Think of that serial flaker in your friend group who everyone knows not to wait on to get the festivities started. They've developed something of a reputation for not showing. That may be more common among some personality types, says Richard Koestner, a professor of psychology who studies personality and motivation at McGill University in Montreal, Quebec.
"It reflects some narcissism and lack of concern for how people feel. Less of the trait of agreeableness," he notes.
Agreeableness is a personality trait associated with being cooperative and unselfish. Another relevant personality trait, Koestner says, is something psychologists call conscientiousness.
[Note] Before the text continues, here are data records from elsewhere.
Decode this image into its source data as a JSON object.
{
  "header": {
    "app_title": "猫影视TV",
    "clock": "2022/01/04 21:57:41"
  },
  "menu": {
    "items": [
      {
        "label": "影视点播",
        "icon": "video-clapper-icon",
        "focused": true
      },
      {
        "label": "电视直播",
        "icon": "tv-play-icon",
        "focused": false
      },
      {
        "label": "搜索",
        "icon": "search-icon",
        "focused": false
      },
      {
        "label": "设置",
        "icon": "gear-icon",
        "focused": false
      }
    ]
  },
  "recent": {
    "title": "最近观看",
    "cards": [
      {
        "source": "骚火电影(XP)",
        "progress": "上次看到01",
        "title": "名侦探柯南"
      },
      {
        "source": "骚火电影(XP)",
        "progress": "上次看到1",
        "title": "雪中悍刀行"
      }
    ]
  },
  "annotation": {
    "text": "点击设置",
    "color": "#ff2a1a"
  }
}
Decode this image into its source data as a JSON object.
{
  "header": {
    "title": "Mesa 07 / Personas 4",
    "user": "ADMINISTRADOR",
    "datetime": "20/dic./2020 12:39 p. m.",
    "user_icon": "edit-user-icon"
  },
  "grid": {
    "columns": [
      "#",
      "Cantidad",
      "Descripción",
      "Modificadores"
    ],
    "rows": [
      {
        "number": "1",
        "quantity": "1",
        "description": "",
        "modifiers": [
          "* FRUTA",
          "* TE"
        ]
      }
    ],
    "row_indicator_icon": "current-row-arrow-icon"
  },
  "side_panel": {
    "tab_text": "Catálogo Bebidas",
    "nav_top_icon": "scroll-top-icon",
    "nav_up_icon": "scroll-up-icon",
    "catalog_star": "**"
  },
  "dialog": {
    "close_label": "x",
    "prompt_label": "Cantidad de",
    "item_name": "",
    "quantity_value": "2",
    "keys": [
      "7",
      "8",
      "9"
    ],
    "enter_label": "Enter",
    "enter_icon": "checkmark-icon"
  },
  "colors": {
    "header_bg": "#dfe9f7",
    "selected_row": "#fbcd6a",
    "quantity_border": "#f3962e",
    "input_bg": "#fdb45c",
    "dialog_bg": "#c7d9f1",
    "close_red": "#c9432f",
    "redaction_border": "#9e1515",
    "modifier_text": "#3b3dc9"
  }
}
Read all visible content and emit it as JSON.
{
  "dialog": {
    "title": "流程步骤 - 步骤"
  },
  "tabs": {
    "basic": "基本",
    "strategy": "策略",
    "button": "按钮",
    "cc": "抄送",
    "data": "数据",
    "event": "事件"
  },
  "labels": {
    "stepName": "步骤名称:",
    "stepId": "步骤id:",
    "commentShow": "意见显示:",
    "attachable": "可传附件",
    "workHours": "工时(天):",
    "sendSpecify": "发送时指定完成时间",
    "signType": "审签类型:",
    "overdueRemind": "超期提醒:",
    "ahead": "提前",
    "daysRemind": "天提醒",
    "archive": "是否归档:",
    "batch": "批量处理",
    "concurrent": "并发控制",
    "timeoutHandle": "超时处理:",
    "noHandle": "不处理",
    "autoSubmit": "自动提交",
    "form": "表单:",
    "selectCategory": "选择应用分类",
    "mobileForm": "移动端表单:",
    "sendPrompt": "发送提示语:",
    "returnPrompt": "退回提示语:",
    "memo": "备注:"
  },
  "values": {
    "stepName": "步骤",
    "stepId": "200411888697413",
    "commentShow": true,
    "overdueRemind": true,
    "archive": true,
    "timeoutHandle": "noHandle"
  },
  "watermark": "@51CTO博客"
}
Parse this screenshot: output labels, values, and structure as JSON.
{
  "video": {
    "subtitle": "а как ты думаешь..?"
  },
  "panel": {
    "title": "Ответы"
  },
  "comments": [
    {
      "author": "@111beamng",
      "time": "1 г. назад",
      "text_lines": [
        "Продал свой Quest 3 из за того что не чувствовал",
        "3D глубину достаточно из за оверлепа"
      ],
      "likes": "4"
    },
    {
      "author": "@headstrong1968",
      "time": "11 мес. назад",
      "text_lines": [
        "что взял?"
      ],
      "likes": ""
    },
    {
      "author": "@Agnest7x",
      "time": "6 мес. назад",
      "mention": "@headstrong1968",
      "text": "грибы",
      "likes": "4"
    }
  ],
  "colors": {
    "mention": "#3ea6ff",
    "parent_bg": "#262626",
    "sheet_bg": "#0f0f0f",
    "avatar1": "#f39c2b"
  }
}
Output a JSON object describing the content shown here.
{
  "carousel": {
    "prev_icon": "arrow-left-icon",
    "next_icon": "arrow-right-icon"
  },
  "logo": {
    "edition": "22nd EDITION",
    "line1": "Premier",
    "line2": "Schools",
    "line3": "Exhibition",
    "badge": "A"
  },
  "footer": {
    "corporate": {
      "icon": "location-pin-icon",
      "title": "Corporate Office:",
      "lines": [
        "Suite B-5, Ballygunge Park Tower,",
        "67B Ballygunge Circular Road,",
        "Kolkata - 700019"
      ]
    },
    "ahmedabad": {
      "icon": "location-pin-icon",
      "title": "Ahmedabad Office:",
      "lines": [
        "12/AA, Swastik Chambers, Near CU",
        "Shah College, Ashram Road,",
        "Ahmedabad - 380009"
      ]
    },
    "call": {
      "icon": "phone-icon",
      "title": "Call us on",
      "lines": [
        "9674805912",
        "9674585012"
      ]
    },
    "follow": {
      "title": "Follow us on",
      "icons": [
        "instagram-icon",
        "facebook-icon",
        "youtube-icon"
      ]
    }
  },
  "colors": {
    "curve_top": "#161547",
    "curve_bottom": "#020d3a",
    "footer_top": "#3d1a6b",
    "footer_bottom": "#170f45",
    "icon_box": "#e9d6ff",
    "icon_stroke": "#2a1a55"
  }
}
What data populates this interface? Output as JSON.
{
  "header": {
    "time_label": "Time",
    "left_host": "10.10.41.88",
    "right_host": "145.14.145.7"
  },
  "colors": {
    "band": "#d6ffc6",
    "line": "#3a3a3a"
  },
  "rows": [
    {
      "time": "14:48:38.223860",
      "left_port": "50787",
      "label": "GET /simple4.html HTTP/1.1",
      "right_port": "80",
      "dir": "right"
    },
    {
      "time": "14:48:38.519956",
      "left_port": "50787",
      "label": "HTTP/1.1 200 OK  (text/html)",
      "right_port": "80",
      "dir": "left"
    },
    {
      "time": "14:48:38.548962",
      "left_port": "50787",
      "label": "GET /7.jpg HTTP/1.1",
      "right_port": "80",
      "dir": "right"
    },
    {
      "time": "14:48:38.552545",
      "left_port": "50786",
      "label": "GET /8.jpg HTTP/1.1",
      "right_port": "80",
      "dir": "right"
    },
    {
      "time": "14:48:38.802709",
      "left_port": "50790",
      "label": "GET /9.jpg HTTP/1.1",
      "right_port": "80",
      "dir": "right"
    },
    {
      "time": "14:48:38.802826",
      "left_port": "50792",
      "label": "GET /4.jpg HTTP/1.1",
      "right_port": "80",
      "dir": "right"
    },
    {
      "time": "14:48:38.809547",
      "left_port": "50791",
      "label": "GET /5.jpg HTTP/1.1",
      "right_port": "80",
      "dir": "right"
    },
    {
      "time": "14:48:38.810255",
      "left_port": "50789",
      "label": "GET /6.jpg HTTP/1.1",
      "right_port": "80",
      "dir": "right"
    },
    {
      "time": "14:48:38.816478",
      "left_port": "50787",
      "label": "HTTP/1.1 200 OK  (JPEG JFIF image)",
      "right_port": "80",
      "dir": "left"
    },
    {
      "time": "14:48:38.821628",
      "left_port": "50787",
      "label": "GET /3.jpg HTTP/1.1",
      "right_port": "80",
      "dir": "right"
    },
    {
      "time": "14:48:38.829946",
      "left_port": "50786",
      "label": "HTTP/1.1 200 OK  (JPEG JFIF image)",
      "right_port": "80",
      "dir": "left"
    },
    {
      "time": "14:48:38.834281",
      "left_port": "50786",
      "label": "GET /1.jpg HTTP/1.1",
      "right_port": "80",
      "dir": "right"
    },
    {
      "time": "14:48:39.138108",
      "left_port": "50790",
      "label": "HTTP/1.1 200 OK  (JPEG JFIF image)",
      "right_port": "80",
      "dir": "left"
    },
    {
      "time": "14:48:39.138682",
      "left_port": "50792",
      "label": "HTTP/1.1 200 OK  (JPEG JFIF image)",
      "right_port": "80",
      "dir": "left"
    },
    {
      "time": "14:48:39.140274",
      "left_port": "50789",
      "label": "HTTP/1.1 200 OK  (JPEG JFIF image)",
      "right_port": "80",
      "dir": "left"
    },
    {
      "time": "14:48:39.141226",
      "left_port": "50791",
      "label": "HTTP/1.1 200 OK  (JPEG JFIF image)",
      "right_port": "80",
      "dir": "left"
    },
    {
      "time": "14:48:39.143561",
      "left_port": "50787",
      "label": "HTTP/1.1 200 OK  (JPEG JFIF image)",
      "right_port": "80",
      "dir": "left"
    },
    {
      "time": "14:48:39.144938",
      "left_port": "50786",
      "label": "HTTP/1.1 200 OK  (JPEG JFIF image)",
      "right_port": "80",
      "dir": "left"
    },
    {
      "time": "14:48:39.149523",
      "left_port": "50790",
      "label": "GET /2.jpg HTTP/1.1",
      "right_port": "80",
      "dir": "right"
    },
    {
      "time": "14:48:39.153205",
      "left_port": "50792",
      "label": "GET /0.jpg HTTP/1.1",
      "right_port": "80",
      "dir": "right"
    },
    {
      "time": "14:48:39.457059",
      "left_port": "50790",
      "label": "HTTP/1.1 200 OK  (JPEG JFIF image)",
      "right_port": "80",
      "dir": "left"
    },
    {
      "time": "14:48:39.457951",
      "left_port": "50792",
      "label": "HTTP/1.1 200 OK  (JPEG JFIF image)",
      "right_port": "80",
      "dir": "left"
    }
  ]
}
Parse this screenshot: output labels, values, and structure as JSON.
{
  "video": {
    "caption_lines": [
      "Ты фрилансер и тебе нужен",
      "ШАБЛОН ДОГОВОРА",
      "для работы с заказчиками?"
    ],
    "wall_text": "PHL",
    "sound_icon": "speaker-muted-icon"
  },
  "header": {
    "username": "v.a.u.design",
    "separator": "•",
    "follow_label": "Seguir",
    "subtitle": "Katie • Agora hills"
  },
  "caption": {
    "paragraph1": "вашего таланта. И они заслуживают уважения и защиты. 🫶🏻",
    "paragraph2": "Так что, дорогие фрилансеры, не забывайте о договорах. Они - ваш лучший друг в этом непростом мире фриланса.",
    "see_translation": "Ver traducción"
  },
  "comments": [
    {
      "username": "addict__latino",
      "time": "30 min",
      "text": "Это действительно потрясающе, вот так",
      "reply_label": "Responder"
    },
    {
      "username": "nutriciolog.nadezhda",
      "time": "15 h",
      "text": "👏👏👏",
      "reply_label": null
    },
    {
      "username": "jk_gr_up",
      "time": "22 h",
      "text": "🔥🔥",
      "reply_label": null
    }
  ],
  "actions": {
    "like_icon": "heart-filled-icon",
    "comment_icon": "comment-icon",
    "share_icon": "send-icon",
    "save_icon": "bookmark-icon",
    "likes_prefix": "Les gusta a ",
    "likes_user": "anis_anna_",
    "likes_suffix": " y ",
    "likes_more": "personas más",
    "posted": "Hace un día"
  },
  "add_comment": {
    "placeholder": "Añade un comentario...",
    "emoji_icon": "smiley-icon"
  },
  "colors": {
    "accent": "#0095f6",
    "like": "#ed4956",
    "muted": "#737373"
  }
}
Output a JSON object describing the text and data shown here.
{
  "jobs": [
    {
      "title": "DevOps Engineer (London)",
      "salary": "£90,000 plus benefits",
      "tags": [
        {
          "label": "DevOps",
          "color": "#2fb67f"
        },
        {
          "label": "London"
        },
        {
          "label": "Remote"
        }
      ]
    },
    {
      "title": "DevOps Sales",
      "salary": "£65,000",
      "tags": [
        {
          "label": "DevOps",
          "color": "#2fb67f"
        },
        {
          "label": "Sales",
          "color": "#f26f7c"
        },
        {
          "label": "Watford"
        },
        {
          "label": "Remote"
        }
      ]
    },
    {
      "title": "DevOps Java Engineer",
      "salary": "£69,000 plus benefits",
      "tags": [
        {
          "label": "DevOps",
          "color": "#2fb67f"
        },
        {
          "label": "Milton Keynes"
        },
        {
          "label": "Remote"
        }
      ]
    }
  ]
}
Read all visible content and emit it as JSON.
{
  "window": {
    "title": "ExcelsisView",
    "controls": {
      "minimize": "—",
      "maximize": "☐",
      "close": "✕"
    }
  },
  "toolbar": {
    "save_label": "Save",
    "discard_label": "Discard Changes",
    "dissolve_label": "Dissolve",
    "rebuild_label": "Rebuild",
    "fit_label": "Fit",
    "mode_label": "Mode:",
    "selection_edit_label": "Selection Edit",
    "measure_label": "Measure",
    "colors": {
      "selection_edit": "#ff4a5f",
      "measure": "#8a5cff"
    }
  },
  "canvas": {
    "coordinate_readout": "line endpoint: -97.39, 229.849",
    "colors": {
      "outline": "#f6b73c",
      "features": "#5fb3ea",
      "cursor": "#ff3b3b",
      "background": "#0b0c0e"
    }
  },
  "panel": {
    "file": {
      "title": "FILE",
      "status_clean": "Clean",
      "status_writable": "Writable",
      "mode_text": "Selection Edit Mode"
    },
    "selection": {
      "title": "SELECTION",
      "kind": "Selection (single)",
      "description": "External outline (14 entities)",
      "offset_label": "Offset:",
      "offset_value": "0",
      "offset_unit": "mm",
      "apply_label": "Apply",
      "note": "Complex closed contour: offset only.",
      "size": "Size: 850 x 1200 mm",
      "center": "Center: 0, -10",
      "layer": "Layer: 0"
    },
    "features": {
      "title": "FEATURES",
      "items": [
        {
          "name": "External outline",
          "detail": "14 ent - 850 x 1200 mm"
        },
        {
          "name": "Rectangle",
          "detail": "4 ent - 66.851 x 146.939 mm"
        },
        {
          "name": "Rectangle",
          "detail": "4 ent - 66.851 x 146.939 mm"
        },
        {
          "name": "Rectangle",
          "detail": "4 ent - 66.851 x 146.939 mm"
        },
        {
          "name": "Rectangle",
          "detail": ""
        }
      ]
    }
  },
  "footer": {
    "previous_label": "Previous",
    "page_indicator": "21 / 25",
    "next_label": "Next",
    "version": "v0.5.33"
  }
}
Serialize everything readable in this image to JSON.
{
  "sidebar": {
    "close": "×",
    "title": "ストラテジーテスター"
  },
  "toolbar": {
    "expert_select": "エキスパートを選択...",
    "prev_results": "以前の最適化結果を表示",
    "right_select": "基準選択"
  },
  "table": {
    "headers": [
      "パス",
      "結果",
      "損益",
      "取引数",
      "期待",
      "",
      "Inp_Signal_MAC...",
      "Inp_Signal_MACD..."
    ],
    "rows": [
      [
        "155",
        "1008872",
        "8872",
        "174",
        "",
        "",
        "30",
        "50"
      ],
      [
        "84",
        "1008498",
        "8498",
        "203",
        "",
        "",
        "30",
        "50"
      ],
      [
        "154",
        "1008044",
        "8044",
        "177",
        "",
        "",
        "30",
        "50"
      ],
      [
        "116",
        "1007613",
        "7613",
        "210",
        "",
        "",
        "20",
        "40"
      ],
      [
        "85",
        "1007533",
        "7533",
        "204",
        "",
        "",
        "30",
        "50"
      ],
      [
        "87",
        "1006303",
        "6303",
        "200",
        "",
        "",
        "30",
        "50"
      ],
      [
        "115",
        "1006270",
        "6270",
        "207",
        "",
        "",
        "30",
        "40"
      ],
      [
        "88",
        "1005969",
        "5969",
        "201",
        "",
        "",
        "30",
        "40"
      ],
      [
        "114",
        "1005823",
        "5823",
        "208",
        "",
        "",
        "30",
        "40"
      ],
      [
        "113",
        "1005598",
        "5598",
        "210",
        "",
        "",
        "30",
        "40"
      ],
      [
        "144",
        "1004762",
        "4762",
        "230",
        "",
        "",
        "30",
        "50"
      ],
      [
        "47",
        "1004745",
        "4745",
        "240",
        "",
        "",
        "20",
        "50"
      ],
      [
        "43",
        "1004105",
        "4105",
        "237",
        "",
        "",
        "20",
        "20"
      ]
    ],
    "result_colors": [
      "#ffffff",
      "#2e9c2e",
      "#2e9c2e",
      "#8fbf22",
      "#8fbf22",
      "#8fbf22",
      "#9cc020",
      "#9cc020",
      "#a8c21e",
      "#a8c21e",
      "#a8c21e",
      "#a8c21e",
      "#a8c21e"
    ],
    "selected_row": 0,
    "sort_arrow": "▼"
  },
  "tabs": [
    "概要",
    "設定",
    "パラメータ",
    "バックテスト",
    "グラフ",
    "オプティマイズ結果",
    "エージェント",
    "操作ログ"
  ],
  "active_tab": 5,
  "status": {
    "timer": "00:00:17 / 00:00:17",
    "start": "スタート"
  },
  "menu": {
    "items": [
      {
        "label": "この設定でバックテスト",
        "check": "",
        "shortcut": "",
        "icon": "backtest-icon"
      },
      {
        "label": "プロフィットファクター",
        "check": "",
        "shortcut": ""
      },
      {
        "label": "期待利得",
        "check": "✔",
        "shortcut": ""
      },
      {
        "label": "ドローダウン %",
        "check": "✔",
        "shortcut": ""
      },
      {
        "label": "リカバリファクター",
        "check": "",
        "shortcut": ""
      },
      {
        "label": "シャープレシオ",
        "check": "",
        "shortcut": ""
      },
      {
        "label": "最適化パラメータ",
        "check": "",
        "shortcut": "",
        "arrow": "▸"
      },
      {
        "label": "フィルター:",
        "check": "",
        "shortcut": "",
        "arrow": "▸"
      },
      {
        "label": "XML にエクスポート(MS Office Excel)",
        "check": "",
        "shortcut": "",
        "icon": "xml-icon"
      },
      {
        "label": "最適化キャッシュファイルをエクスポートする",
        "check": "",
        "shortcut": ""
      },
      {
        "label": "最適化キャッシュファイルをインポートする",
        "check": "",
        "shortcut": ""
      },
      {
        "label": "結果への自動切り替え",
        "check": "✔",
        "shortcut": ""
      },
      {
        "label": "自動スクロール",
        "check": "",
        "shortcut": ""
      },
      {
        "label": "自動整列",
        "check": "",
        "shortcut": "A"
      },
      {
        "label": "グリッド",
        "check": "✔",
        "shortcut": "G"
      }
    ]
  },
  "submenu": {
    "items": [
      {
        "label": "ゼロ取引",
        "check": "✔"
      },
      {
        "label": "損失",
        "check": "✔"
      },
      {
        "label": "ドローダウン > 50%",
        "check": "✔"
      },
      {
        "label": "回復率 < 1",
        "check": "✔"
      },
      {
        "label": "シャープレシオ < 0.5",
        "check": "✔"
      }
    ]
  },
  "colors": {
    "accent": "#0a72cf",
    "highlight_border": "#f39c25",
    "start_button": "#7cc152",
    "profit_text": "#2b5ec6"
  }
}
The American Psychological Association defines it as "the tendency to be organized, responsible, and hardworking." People who rank low in conscientiousness are more likely to be disorganized, overbook themselves and not follow through — in other words, flake.
Then there's the simply human side of it. You can probably think of a time when you committed to something in the future that, when the time finally came, you just didn't feel like doing it, like starting a diet, or a new spin class — all of those new year's resolutions. In the abstract, the idea of being healthy and fit is appealing. Later on when we actually have to put in the effort, we find that other things have gotten in the way; we're feeling tired or overwhelmed.
The ability to predict your emotional reaction to events in the future is called "affective forecasting." Research shows people generally tend to overestimate the positive aspects of an event they planned in the future.
"The abstract idea is to have a more positive relationship with my friends — taking them to the airport, or helping them move. Yes, I want to be someone who shows up for my friends!" says Tabitha Kirkland, a lecturer at the University of Washington. "On the day of, you're not thinking abstractly, you're thinking of the minute details of what it will take to get there."